This high-risk behavior includes unprotected sex, multiple sex partners, and a higher likelihood of becoming pregnant before the age of 15.
In fact, as teenagers use more drugs, their chances of having multiple sex partners also increase, and teens that abuse cocaine, marijuana, alcohol and prescription drugs are more likely to engage in sexual risk-taking. (2)
A recent national youth risk behavior survey found that:
- 41 percent of high school students admitted to having sex at least once in their life
- 30 percent of high school students were sexually active
- 21 percent of high school students who were sexually active also admitted to using alcohol and drugs before they had sex.
But risky behavior doesn’t occur in a vacuum, and some of the risk factors for teenagers include:
- Lower Economic Status
- Family History of Violence/Conflict
- Absentee Parents
- Prior Rebellious Behavior
- Associating With Drug Using Peers
- Lower Academic Performance
The CDC has recommended several prevention programs to help reduce the incidences of risky sexual behavior among teenagers, including:
- School Programs – School should implement programs that help build up social interactions and emotional support among high-school students
- Resistance Programs – Peer supervised drug and alcohol prevention programs
- Parenting Skills Training
- Increased Parental Involvement
- Family Support Programs – This can include counseling for families struggling with drug and alcohol abuse, violence, and other issues that create conflict
Substance Abuse and Crime
In addition to high-risk sexual behavior among teen drug and alcohol abusers, studies have also found a correlation between substance abuse and crime, including: (3)
- Prison Population – 80 percent of inmates abuse alcohol or drugs, and half of all inmates are clinically addicted

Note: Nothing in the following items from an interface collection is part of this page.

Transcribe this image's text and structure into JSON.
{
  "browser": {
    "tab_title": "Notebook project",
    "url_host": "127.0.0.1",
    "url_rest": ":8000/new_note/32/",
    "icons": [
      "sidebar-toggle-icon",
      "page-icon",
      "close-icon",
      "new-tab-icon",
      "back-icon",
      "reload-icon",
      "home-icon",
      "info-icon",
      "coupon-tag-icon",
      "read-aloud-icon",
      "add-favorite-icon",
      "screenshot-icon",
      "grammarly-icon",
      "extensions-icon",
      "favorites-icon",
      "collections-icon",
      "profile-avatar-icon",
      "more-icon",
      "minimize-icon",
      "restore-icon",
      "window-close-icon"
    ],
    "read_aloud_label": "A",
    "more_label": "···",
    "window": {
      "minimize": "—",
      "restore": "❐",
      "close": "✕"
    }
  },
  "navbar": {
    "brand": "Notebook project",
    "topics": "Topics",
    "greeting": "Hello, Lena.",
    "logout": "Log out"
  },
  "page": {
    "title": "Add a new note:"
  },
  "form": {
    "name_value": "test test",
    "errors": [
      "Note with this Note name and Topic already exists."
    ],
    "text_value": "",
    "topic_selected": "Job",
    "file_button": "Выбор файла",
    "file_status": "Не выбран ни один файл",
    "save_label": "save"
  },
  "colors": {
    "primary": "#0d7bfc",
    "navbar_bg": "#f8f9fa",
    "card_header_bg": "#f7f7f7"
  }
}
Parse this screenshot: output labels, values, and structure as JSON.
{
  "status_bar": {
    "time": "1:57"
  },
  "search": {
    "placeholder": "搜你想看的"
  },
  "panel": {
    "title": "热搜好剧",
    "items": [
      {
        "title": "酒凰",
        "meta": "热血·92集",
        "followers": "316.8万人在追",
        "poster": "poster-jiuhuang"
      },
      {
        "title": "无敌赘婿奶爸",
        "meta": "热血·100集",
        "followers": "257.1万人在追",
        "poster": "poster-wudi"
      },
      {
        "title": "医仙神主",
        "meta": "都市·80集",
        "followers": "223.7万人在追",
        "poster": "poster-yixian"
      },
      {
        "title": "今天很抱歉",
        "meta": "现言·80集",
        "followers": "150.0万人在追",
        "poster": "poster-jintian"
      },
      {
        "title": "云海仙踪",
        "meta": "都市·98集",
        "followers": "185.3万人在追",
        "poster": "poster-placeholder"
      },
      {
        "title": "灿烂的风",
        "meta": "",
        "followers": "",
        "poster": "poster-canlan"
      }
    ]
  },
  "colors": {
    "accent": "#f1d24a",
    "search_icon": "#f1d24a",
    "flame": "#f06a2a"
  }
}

- Arrest Figures – 60 percent of people who are arrested for a crime test positive for illegal narcotics, and 37 percent were drinking when they were arrested
- Violent Crime – 40 percent of all violent crimes involve alcohol
Nearly 20 percent of state and federal inmates said that their high-risk criminal behavior was directly related to their desire to get money to buy drugs. That’s because people who struggle with drug or alcohol dependency are compelled to do whatever it takes to get their hands on these substances, and that may sometimes involve illegal crime.
Help For Substance Abuse
People who seek help for substance abuse often find that detox is the first step toward an effective plan of recovery. Detox helps to control cravings, and also gets rid of the alcohol and drugs that are poisoning an addict’s body.
If you live in New Jersey, Serenity at Summit New Jersey Addiction Centers in Union provides addiction treatment services for New Jersey residents, and we are only 40 minutes from New York City. Please call us today at 609-422-5788 for more information about how we can help you.
Release ID: 11363